Pathology Residency Training Program

Educational Goals and Philosophy

Woman working in labThe primary aim is to provide residents with a well-balanced curriculum so that they are able to provide high quality patient services as practicing pathologists both in clinical and anatomic pathology. To accomplish this, residents rotate through all the major service areas in the hospital that are staffed by pathologists. The secondary aim is to provide adequate flexibility to the developing trainees so that they may prepare themselves for a wide variety of specialized services that pathologists perform. To accomplish this, residents are given the opportunity to concentrate in specific areas in the advanced stages of their training. After four years of AP/CP training, our graduates are ready for practicing general AP/CP or instead join a fellowship program to acquire further skills in one of the AP or CP subspecialties.

While much learning occurs during the performance of service work, it is understood that the real purpose of the trainee is to acquire knowledge from the performance of these tasks. It is the responsibility of the faculty to mentor the residents to become life-long learners in pathology and to go beyond just getting the work done. Residents share responsibility for their training by demonstrating willingness and enthusiasm for probing as deeply as possible, taking full advantage of all opportunities provided to them, and striving to function as independently as possible at each level of training.

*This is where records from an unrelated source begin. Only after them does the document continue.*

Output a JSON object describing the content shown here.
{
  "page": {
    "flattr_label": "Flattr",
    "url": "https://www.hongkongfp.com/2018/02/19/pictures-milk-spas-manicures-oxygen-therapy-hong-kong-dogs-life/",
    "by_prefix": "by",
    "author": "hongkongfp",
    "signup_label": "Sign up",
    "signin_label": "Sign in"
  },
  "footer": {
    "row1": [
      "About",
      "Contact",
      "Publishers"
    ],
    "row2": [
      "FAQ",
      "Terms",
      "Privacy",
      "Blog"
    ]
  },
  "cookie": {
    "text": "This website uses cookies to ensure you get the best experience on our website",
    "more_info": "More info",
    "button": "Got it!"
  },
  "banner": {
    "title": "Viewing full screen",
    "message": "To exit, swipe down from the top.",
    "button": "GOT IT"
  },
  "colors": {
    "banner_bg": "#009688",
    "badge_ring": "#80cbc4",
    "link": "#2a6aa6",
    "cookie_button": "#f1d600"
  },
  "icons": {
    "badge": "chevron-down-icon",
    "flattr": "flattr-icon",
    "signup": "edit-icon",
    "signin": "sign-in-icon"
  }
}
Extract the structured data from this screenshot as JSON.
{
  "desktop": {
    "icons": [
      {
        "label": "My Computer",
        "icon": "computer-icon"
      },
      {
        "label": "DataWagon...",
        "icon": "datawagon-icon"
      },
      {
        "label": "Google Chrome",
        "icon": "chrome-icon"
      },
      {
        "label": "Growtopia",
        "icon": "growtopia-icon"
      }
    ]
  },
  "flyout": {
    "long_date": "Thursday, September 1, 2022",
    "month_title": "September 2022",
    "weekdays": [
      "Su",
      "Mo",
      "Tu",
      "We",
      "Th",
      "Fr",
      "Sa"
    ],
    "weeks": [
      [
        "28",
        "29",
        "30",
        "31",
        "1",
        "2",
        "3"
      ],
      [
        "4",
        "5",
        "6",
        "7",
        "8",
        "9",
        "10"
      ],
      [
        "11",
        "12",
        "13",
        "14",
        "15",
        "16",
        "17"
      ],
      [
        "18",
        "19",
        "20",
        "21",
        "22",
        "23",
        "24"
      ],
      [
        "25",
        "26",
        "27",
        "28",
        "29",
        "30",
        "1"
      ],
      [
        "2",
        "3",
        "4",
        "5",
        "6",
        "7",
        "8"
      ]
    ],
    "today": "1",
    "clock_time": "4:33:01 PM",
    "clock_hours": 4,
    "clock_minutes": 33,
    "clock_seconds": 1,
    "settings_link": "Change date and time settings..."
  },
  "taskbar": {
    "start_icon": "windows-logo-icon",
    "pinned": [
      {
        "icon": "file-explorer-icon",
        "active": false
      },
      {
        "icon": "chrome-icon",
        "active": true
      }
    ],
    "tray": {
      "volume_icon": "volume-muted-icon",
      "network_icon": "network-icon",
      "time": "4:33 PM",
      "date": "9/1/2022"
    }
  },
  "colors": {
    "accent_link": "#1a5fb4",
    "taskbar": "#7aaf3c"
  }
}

The University of Texas Medical Branch, home to the first medical school in Texas, has been at the forefront of educational, research and clinical excellence since 1891. For more than 120 years, UTMB has graduated more health professionals, including physicians, nurses, allied health professionals and researchers, than any other academic health center in the state.

More than 3,000 students currently are enrolled in UTMB's four schools: the School of Medicine, Graduate School of Biomedical Sciences, School of Nursing and the School of Health Professions. In addition, approximately 560 interns, residents, and fellows are receiving graduate medical training. UTMB's John Sealy Hospital in Galveston is home to a Level l Trauma Center, serving a nine-county area with a total population of more than 1.25 million people. UTMB's new $438 million Jennie Sealy Hospital in Galveston opened in 2016 and offers private rooms in a patient- and family-centered environment that brings a unique approach to healing.

More than 80 UTMB clinics at 30 locations promote wellness through prevention, and provide residents of the rapidly growing Bay Area and Galveston with access to a full range of primary and specialty care. More expansion is on the way, with plans for a new addition to the UTMB Specialty Care Center at Victory Lakes in League City and completely renovated hospital beds in the John Sealy Hospital.

UTMB researchers are renowned worldwide for excellence in aging-related chronic diseases, neuroscience, cardiology, cancer, asthma, burns and infectious diseases/vaccines. UTMB's Galveston National Laboratory, one of two National Biocontainment Laboratories built under grants awarded by the National Institute of Allergy and Infectious Diseases/National Institutes of Health, was completed in June 2008 and offers ample space for research with the most infectious agents known to mankind such Ebola virus, other viral hemorrhagic fevers, rickettsial pathogens, etc. The GNL and the attached Keiller Building are equipped with state-of-the-art facilities for basic and translational research.

This storied institution was born through the generosity of Galveston magnate John Sealy, who, upon his death, made a $50,000 bequest to benefit a charitable purpose in Galveston. His brother, George Sealy and widow Rebecca Sealy, invested that legacy in the creation of the first John Sealy Hospital in 1889. The first building in Texas to house an entire medical school, the Ashbel Smith Building (pictured on the cover) opened in 1891, with 23 students and 13 faculty. Affectionately known as "Old Red" due to its distinctive ruddy brick, granite and sandstone exterior, it was built by renowned architect Nicholas C. Clayton, who also designed many other Galveston landmarks.

The John Sealy Training School for Nurses, the first such school west of the Mississippi, opened its doors in 1890 and later became The University of Texas Medical Branch School of Nursing. The School of Health Professions (formerly the School of Allied Health Sciences) was the first allied health school in the Southwest United States when it opened its doors in 1968, and the Graduate School of Biomedical Sciences was established in 1969.

UTMB's resiliency was put to the test on Sept. 13, 2008, when Hurricane Ike caused significant flood damage to nearly every building on campus, including the John Sealy Hospital. Revitalization, as well as flood mitigation to protect buildings and resources from future storms, has been on-going. UTMB restored its educational programs within weeks after the hurricane and its research endeavor came back steadily thereafter, proving that "UTMB stops for NO STORM." Today, UTMB Health is committed to better health care and better life for the people of Texas and beyond, well into the future.